_GOAL OF THE EXERCISE_
Look for the string "Select" in the material below. Copy every line where you find it.
== EXTRACTED RECORDS ==
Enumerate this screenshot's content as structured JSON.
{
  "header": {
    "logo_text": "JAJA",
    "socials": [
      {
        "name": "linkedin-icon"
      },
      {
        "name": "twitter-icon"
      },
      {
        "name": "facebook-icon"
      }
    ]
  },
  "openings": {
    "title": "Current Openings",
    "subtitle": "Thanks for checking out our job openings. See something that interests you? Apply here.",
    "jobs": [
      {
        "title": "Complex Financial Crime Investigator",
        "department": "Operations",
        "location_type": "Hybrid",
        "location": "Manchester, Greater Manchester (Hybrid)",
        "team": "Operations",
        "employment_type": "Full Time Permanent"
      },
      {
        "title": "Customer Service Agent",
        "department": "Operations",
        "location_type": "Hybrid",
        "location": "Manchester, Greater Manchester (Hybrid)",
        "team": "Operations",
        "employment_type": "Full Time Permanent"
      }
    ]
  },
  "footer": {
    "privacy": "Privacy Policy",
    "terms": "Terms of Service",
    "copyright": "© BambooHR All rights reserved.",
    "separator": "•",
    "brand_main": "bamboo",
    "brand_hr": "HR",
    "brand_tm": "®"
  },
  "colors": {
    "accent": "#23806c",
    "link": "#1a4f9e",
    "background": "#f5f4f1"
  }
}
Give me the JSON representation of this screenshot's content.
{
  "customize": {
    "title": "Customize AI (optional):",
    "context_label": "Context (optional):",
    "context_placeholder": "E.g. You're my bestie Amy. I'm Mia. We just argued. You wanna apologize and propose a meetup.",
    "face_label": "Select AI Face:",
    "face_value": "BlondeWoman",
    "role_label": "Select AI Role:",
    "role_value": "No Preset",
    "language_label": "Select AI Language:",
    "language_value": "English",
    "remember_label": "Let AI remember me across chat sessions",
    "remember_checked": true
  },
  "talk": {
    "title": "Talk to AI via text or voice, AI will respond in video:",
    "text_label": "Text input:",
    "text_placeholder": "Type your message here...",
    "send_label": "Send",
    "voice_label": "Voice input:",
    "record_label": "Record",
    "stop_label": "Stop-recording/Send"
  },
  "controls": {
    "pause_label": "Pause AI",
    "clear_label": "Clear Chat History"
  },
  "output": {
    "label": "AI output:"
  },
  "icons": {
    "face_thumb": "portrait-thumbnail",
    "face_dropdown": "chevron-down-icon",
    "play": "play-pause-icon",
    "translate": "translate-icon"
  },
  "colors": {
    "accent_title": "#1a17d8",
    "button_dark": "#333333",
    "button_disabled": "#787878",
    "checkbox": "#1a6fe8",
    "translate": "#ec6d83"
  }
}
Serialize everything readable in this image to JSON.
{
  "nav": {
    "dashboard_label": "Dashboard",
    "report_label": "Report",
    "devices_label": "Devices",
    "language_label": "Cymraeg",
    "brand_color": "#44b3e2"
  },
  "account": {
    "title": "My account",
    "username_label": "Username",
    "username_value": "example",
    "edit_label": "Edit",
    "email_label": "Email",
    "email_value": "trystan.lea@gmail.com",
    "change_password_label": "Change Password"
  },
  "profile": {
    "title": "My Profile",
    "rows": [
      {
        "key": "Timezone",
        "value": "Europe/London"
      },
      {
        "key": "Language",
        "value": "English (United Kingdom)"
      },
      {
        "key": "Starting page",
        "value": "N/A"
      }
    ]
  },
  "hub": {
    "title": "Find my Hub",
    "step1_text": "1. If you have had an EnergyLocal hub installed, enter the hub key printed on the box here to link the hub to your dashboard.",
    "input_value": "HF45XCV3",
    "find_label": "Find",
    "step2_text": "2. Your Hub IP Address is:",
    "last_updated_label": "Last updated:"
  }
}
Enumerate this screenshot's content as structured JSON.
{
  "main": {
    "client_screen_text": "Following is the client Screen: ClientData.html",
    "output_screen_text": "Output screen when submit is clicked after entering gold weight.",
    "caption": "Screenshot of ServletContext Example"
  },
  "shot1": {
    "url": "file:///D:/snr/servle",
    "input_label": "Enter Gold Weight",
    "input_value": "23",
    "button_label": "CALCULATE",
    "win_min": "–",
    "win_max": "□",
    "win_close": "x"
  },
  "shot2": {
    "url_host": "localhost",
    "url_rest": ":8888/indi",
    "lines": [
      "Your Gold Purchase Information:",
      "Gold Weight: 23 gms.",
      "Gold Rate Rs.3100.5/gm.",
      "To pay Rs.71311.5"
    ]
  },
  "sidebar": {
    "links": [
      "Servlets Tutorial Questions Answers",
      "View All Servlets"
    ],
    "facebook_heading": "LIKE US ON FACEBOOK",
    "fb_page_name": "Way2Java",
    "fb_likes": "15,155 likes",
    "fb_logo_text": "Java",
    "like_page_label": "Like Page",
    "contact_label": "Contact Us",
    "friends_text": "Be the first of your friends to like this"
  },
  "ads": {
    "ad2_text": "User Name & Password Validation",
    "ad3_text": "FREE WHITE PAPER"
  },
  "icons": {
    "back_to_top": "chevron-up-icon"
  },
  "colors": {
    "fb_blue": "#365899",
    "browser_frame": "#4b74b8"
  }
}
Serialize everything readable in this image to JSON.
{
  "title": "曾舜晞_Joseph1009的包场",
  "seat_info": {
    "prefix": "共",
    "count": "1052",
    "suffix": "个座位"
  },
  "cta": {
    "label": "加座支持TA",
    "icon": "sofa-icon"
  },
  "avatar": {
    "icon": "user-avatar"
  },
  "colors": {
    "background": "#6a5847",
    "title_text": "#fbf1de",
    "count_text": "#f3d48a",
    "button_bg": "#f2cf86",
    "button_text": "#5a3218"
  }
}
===
_ANSWER BOX_
    "face_label": "Select AI Face:",
    "role_label": "Select AI Role:",
    "language_label": "Select AI Language:",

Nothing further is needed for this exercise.